While studying medicine at the Medical College in Kottayam, I had to rotate through various clinical departments before taking the final exams to qualify as a full-fledged doctor, and then, had to do a year’s internship before actually becoming, what people call, an ‘MBBS doctor’! One of my teachers in Internal Medicine, then an assistant professor, was unfortunately affected by Kleptomania, an obsessive-compulsive disorder, as psychiatrists describe the disease. People affected by this strange disorder cannot, despite themselves, control the urge to steal anything, for reasons other than personal use or financial gain.
I realised I was at the receiving end of my teacher’s illness during my posting in Internal Medicine when I found one of the oldest editions of Hutchison’s Clinical Methods, which my mother’s sister had given me, missing. As a medical student, she had used that edition. Older editions of textbooks were crispier and to the point, and therefore, more enjoyable to read than the latest and modern books.
That book was a veritable ‘Bible’ for all the students training in Internal Medicine. I was indeed proud to possess that book which had an archaic, yet special value. I used to take it in a briefcase which students of Internal Medicine always carried. After one of the bedside clinics tutored by the assistant professor in question, I found my precious little book missing from my bag. I did not go on a hunting spree, as I knew who would have taken it. I dared not ask him, fearing dreadful consequences (others in my batch had lost far more costlier stethoscopes and books in the course of their stint in Internal Medicine). I was one among several other medical students who desperately wanted to pass the strenuous course and be done with it. I did not want to incur the displeasure of an assistant professor, who could turn out to be an invigilator in the practical exams, usually a nightmare for Internal Medicine students, even without an invigilator cheesed off with you!

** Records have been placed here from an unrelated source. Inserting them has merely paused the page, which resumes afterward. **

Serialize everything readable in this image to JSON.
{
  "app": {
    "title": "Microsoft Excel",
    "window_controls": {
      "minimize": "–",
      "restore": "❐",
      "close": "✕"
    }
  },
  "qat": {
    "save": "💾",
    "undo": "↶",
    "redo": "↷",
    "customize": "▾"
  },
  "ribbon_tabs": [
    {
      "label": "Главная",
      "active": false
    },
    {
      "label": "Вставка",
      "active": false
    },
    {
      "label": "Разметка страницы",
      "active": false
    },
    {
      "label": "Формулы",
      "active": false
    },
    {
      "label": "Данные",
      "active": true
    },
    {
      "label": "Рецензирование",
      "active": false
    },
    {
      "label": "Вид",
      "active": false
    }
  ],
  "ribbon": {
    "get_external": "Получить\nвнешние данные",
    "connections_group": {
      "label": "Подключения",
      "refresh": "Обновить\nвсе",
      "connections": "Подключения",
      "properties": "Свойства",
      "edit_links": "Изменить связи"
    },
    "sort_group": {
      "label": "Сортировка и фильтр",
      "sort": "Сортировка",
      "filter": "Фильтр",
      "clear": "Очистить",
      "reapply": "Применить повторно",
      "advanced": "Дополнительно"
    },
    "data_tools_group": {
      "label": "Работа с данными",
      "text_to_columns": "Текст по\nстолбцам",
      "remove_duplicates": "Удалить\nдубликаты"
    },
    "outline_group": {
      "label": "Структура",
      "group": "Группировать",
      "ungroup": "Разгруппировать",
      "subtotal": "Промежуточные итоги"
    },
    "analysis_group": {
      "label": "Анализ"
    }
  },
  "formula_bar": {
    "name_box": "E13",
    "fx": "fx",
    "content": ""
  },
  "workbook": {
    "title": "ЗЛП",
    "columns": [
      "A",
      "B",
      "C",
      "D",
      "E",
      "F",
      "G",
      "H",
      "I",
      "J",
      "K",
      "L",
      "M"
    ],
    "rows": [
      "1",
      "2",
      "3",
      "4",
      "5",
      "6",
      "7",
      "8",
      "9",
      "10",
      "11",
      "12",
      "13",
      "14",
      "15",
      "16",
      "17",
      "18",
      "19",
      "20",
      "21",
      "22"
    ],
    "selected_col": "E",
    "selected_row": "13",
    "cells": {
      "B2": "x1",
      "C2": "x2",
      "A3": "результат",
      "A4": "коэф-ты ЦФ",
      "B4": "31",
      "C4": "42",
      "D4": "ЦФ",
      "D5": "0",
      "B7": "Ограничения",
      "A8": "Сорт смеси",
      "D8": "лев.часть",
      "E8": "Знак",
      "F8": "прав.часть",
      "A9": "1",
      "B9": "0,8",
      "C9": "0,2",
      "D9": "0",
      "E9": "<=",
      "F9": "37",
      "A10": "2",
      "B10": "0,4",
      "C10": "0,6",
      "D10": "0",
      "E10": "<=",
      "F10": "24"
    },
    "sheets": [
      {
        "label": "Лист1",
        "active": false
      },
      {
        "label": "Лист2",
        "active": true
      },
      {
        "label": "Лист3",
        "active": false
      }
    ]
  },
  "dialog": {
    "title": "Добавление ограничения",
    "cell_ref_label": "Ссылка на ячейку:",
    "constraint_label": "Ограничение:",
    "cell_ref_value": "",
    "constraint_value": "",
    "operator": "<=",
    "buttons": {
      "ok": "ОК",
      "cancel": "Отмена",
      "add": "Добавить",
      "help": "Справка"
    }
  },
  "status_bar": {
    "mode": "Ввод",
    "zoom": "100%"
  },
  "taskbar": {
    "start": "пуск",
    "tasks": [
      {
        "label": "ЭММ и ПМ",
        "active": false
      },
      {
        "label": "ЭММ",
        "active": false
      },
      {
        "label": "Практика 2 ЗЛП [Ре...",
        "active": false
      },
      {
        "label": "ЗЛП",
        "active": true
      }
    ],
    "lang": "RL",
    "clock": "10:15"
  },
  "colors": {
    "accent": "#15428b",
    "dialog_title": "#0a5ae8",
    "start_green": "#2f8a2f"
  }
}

After being through all the clinical departments and successfully clearing the final exams, it was my turn to do a year’s compulsory internship which was the norm. As an intern too, I was required to rotate through all the major clinical subjects of Internal Medicine, General Surgery, Obstetrics and Gynaecology and their specialties.
After a night duty at the casualty ward, as an intern posted in Internal Medicine, I decided to drive home the next day. My friend and unit mate, also hailing from Cochin, wanted a lift and so, decided to accompany me. After filling petrol, which my old Maruti 800 had been thirsting for, I decided to check the air pressure in all the tires, including the stepney. To our horror and utter dismay, we found the stepney missing! I dared not go on a long drive without a stepney in perfect condition. My friend hit upon an idea. He suggested that we first enquire about the missing stepney with the drivers, who are employed with the medical college. My car was parked in the parking lot just outside the casualty ward where I had been on night duty.
We headed towards the drivers’ rest room, with my heart pounding. Lo and behold! To our relief and puzzlement, we found the missing tire resting safely against one of the walls of the drivers’ rest room. Upon enquiry, we were told by the drivers that the assistant professor of Internal Medicine had opened the boot of my car the previous night, and freed the stepney from its moorings! Not knowing how to take it away, he decided to entrust his booty to the care of the drivers on night duty for ‘safekeeping’.
It was then that I recollected that the assistant professor was, in fact, present with me at the emergency on duty the previous night. Thanking the good drivers, who honestly took care of my missing stepney — albeit on the ‘recommendation’ of the assistant professor, if it can be said so — I fixed it to its allotted slot in the boot of my car, and drove off quickly to have its pressure checked, just in case!